---------- Records provided ----------

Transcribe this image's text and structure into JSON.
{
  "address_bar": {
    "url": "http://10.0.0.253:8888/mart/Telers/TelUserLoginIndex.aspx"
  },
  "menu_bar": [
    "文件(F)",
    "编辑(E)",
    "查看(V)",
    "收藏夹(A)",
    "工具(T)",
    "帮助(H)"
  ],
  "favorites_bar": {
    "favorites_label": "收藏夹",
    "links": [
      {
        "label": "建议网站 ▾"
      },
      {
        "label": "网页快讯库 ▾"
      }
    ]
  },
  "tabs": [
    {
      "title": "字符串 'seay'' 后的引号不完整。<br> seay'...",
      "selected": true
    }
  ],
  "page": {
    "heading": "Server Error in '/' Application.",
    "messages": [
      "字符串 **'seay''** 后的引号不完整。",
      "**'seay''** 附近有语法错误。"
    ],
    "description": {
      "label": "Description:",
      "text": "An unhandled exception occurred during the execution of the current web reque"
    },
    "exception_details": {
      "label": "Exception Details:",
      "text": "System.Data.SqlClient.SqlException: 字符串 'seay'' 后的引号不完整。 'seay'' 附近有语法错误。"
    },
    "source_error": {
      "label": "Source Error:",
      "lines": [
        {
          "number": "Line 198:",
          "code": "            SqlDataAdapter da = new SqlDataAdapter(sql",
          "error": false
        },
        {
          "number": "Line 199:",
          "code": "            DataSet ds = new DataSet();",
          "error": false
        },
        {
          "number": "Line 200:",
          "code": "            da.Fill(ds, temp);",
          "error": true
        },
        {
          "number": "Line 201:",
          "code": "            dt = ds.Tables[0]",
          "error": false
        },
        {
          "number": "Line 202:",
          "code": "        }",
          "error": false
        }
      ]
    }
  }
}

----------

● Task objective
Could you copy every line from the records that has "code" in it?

● Task solution
          "code": "            SqlDataAdapter da = new SqlDataAdapter(sql",
          "code": "            DataSet ds = new DataSet();",
          "code": "            da.Fill(ds, temp);",
          "code": "            dt = ds.Tables[0]",
          "code": "        }",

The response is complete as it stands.